BEGIN

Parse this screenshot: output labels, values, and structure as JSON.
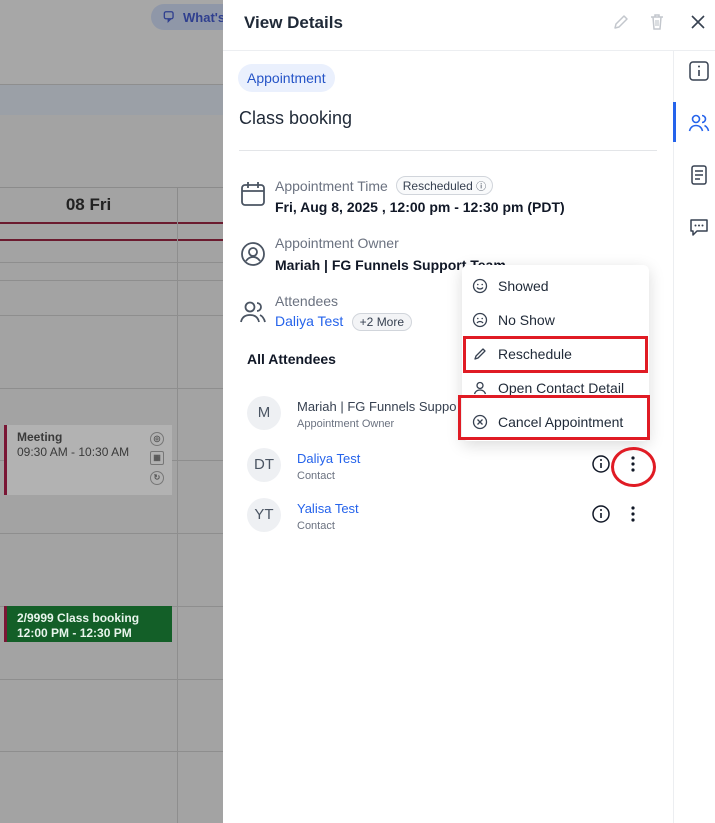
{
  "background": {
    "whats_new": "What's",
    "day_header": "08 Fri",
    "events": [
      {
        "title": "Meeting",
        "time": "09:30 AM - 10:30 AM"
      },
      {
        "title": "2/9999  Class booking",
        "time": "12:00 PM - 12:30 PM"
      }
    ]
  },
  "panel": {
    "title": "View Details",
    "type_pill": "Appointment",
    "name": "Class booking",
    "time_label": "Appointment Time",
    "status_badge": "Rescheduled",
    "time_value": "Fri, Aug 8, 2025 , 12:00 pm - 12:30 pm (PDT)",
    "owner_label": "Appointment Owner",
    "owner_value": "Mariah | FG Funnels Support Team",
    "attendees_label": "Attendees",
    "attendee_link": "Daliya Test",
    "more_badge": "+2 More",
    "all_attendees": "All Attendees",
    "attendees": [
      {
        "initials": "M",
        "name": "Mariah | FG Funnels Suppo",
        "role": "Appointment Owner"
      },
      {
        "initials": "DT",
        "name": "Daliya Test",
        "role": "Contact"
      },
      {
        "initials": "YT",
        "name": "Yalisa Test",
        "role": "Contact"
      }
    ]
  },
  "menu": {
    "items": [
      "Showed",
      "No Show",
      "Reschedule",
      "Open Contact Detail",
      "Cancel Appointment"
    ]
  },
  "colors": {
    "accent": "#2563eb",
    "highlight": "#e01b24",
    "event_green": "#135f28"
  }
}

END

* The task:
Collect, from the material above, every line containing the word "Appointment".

* Solution:
    "type_pill": "Appointment",
    "time_label": "Appointment Time",
    "owner_label": "Appointment Owner",
        "role": "Appointment Owner"
      "Cancel Appointment"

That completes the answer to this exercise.